by Jo-Marie Burt, WOLA

Guatemala's ongoing political crisis is having a devastating impact on its people, fueling unrest in the streets and increasingly driving asylum-seekers to migrate to the U.S.-Mexico border. Now, with the country's Congress poised to pass a bill that would free war criminals, there's no clearer sign that rule of law in Guatemala is undergoing a slow, ugly collapse that could spur even more migration to the United States.

The proposed legislation, which Guatemala's Congress is expected to debate imminently, would free more than 30 military officials convicted of crimes against humanity and more than a dozen others awaiting trial on such charges. It would also prohibit all future investigations into other cases of grave human rights crimes committed during the country's brutal 36-year civil war that ended in 1996.

Should this amnesty bill pass, not only would it undo decades of work to provide justice to victims of wartime atrocities, it would represent an unequivocal return to the reign of impunity long sought by the powerful, military-backed networks of corruption that the United States has invested significant resources into dismantling.

Guatemala's civil war and resulting genocide was fueled by U.S. Cold War support for regimes that, no matter how brutal against their own populations, were seen as protecting U.S. interests. United Nations investigators found that 200,000 people died, the vast majority at the hands of the Guatemalan army. Four out of every five victims were indigenous. Four hundred indigenous villages were wiped off the face of the earth.

Impunity was the norm for many years, even after the conflict ended and peace accords were signed in 1996. But over the past 10 years, thanks to the persistent demands of victims and new generations of prosecutors and judges unencumbered by past fears, Guatemala has made impressive strides in bringing war criminals to justice.

To date, Guatemalan courts have convicted 33 military officials, military commissioners and paramilitaries for a series of human rights violations, including enforced disappearances, massacres, torture, sexual violence and sexual slavery.

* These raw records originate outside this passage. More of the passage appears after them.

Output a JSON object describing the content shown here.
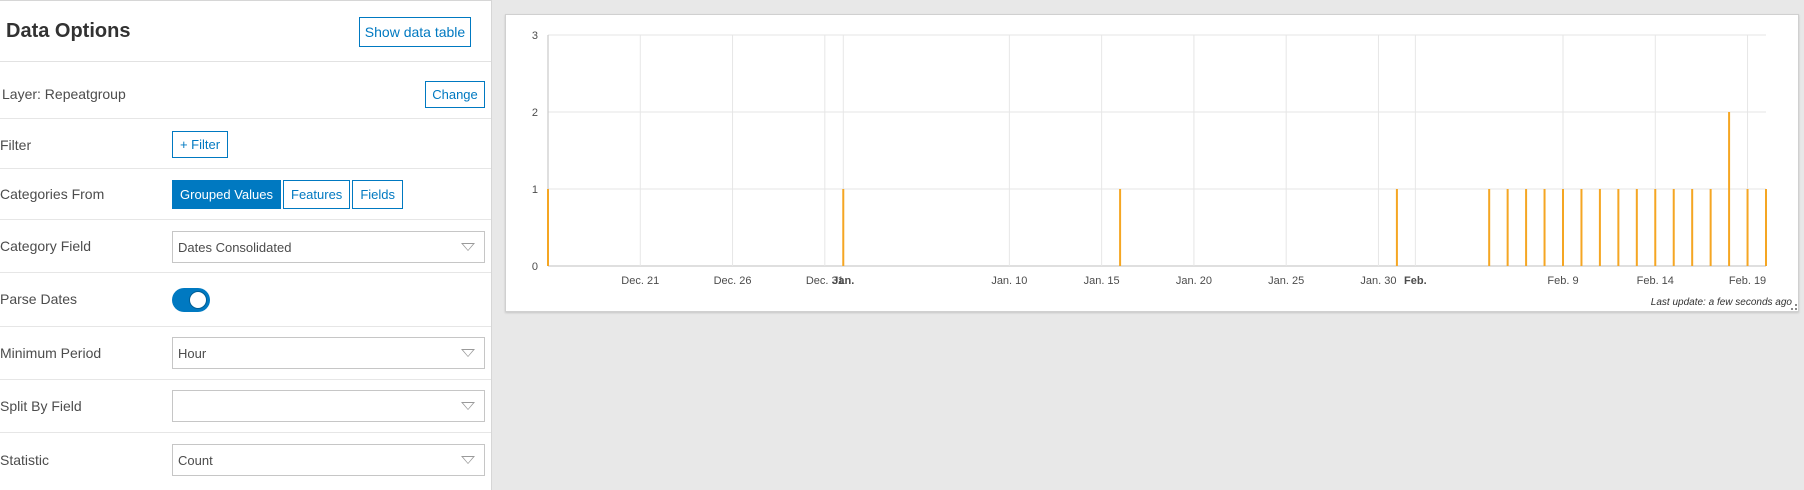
{
  "panel": {
    "title": "Data Options",
    "show_table_label": "Show data table",
    "layer": {
      "label": "Layer: Repeatgroup",
      "change_label": "Change"
    },
    "filter": {
      "label": "Filter",
      "button_label": "+ Filter"
    },
    "categories": {
      "label": "Categories From",
      "options": [
        "Grouped Values",
        "Features",
        "Fields"
      ],
      "selected": "Grouped Values"
    },
    "category_field": {
      "label": "Category Field",
      "value": "Dates Consolidated"
    },
    "parse_dates": {
      "label": "Parse Dates",
      "enabled": true
    },
    "minimum_period": {
      "label": "Minimum Period",
      "value": "Hour"
    },
    "split_by": {
      "label": "Split By Field",
      "value": ""
    },
    "statistic": {
      "label": "Statistic",
      "value": "Count"
    }
  },
  "chart": {
    "last_update": "Last update: a few seconds ago"
  },
  "colors": {
    "accent": "#0079c1",
    "bar": "#f5a623",
    "grid": "#e6e6e6"
  },
  "chart_data": {
    "type": "bar",
    "title": "",
    "xlabel": "",
    "ylabel": "",
    "x_type": "date",
    "xlim": [
      "2018-12-16",
      "2019-02-20"
    ],
    "ylim": [
      0,
      3
    ],
    "y_ticks": [
      0,
      1,
      2,
      3
    ],
    "x_ticks": [
      {
        "date": "2018-12-21",
        "label": "Dec. 21",
        "bold": false
      },
      {
        "date": "2018-12-26",
        "label": "Dec. 26",
        "bold": false
      },
      {
        "date": "2018-12-31",
        "label": "Dec. 31",
        "bold": false
      },
      {
        "date": "2019-01-01",
        "label": "Jan.",
        "bold": true
      },
      {
        "date": "2019-01-10",
        "label": "Jan. 10",
        "bold": false
      },
      {
        "date": "2019-01-15",
        "label": "Jan. 15",
        "bold": false
      },
      {
        "date": "2019-01-20",
        "label": "Jan. 20",
        "bold": false
      },
      {
        "date": "2019-01-25",
        "label": "Jan. 25",
        "bold": false
      },
      {
        "date": "2019-01-30",
        "label": "Jan. 30",
        "bold": false
      },
      {
        "date": "2019-02-01",
        "label": "Feb.",
        "bold": true
      },
      {
        "date": "2019-02-09",
        "label": "Feb. 9",
        "bold": false
      },
      {
        "date": "2019-02-14",
        "label": "Feb. 14",
        "bold": false
      },
      {
        "date": "2019-02-19",
        "label": "Feb. 19",
        "bold": false
      }
    ],
    "grid": true,
    "points": [
      {
        "x": "2018-12-16",
        "y": 1
      },
      {
        "x": "2019-01-01",
        "y": 1
      },
      {
        "x": "2019-01-16",
        "y": 1
      },
      {
        "x": "2019-01-31",
        "y": 1
      },
      {
        "x": "2019-02-05",
        "y": 1
      },
      {
        "x": "2019-02-06",
        "y": 1
      },
      {
        "x": "2019-02-07",
        "y": 1
      },
      {
        "x": "2019-02-08",
        "y": 1
      },
      {
        "x": "2019-02-09",
        "y": 1
      },
      {
        "x": "2019-02-10",
        "y": 1
      },
      {
        "x": "2019-02-11",
        "y": 1
      },
      {
        "x": "2019-02-12",
        "y": 1
      },
      {
        "x": "2019-02-13",
        "y": 1
      },
      {
        "x": "2019-02-14",
        "y": 1
      },
      {
        "x": "2019-02-15",
        "y": 1
      },
      {
        "x": "2019-02-16",
        "y": 1
      },
      {
        "x": "2019-02-17",
        "y": 1
      },
      {
        "x": "2019-02-18",
        "y": 2
      },
      {
        "x": "2019-02-19",
        "y": 1
      },
      {
        "x": "2019-02-20",
        "y": 1
      }
    ]
  }
}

Courts have also convicted one guerrilla leader for a 1988 massacre.